The significance of Sunig can be traced back to the decades of destitute after the Korean War, when families saw education as a ticket to their children to escape poverty. The nation’s razor-sharp focus on education is often cited to help with dramatic dramatic change, from one of the world’s poorest people to one of its richest democracies under dictatorship.
Today, young South Koreans are the most highly educated in the world. According to the Organization for Economic Cooperation and Development, in 2017, the country had 70 percent of its population of 25- to 34-year-old children.
Many families start Preparing your children From kindergarten, enroll them in cram sessions in school or hire private tutors to enhance their math and English language skills.
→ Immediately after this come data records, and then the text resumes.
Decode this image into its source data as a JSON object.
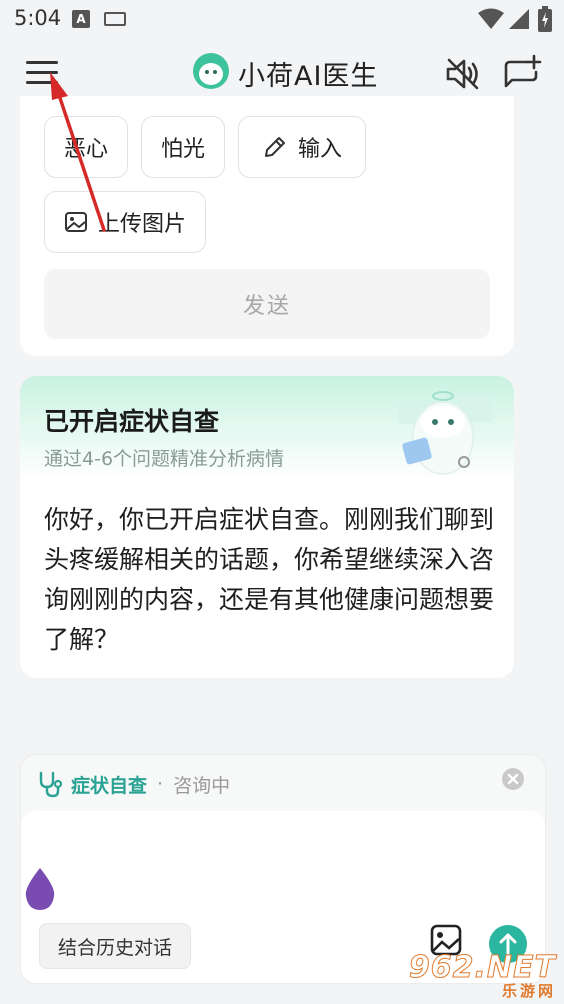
{
  "status_bar": {
    "time": "5:04",
    "app_icon_letter": "A"
  },
  "header": {
    "title": "小荷AI医生"
  },
  "quick_chips": [
    {
      "label": "恶心",
      "icon": ""
    },
    {
      "label": "怕光",
      "icon": ""
    },
    {
      "label": "输入",
      "icon": "pencil-icon"
    },
    {
      "label": "上传图片",
      "icon": "image-icon"
    }
  ],
  "send_button": {
    "label": "发送"
  },
  "symptom_card": {
    "title": "已开启症状自查",
    "subtitle": "通过4-6个问题精准分析病情",
    "message": "你好，你已开启症状自查。刚刚我们聊到头疼缓解相关的话题，你希望继续深入咨询刚刚的内容，还是有其他健康问题想要了解？"
  },
  "input_panel": {
    "tag": "症状自查",
    "separator": "·",
    "status": "咨询中",
    "history_button": "结合历史对话"
  },
  "watermark": {
    "main": "962.NET",
    "sub": "乐游网"
  },
  "colors": {
    "accent": "#2aa394",
    "submit": "#2bb6a0",
    "arrow": "#d62a2a",
    "drop": "#7a4bb0",
    "background": "#f3f4f6"
  }
}
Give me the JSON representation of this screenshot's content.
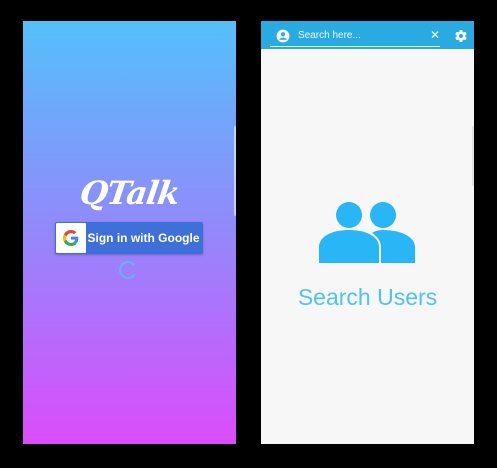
{
  "login": {
    "app_name": "QTalk",
    "google_button_label": "Sign in with Google",
    "google_logo_letter": "G",
    "loading": true
  },
  "search": {
    "search_placeholder": "Search here...",
    "clear_icon": "close-icon",
    "settings_icon": "gear-icon",
    "profile_icon": "account-circle-icon",
    "empty_state_icon": "group-icon",
    "empty_state_title": "Search Users"
  },
  "colors": {
    "login_gradient_top": "#54c0fb",
    "login_gradient_bottom": "#dc4cfb",
    "google_button": "#3f6fd8",
    "app_bar": "#29abe2",
    "accent": "#4fc3f7"
  }
}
Rich families fork over thousands of dollars a month to help their children, creating a multibillion-dollar exam-preparation industry and erasing the once widely held belief among poor families that college-admissions The exam was a great equalizer for social mobility.
The exam has been linked to disturbing trends.
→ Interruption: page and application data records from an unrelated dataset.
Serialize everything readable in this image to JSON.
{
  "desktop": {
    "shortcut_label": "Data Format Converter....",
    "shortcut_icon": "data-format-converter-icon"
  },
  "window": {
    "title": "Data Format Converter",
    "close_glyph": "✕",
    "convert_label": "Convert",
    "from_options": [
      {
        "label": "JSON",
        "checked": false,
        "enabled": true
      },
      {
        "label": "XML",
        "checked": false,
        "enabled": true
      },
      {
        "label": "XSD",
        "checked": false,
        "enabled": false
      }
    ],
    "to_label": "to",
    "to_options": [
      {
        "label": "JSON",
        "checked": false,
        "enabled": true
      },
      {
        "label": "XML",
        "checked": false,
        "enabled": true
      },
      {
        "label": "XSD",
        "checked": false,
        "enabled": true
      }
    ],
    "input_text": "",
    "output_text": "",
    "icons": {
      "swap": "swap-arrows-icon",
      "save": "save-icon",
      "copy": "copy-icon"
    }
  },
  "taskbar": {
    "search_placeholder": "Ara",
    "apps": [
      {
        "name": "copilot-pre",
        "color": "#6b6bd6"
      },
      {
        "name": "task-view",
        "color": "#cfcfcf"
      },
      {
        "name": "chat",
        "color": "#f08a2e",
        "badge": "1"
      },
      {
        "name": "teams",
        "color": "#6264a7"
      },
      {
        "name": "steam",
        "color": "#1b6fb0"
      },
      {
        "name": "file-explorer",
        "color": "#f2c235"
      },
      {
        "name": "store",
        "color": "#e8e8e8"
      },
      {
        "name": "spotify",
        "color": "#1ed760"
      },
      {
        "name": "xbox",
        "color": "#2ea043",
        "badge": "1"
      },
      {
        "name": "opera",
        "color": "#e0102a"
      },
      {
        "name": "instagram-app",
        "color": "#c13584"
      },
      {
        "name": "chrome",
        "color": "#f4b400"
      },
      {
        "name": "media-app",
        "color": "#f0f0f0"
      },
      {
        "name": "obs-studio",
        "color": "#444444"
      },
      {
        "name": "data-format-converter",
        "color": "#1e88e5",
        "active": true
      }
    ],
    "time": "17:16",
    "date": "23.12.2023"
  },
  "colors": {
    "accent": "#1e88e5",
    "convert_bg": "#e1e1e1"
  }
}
Rising educational costs are often blamed for the country’s low births, as families felt they could not afford the education of many children. Suicide Death is the number 1 cause of death for South Koreans between the ages of 10 and 29. And when analysts discuss the nation’s suicide rates among the world’s highest, they often cite extreme levels of stress due to examination.
But the sunset ends.
In previous years, while the rest of the country remained silent on the day of silence, the morning scenes in front of the school-turning-test-sites could be hoarse. As the students chill with the cold, junior high school students shout slogans, unphased placards, beat drums and sticky rice taffy say “yacht” – good luck to all.
Such scenes have all but disappeared this year, as it has disappeared according to social rules. As elsewhere, school life in South Korea has been thrown off balance, with health officials completely banning the number of students entering the classroom and completely closing schools and outbreaks. As online education is banned.
On Thursday, the mothers quietly accompanied their children to the examination sites, hugged them and whispered, “Good luck!” at the gates. Fathers would catch Rosedar as they prayed on the walls of the school.
For those who finished the exam, the official exam result will come on 23 December.
But students can find out how well or poorly they have performed as soon as they exit the test site. A government website provides preliminary answers to all questions as soon as each section of the nine-hour exam is completed.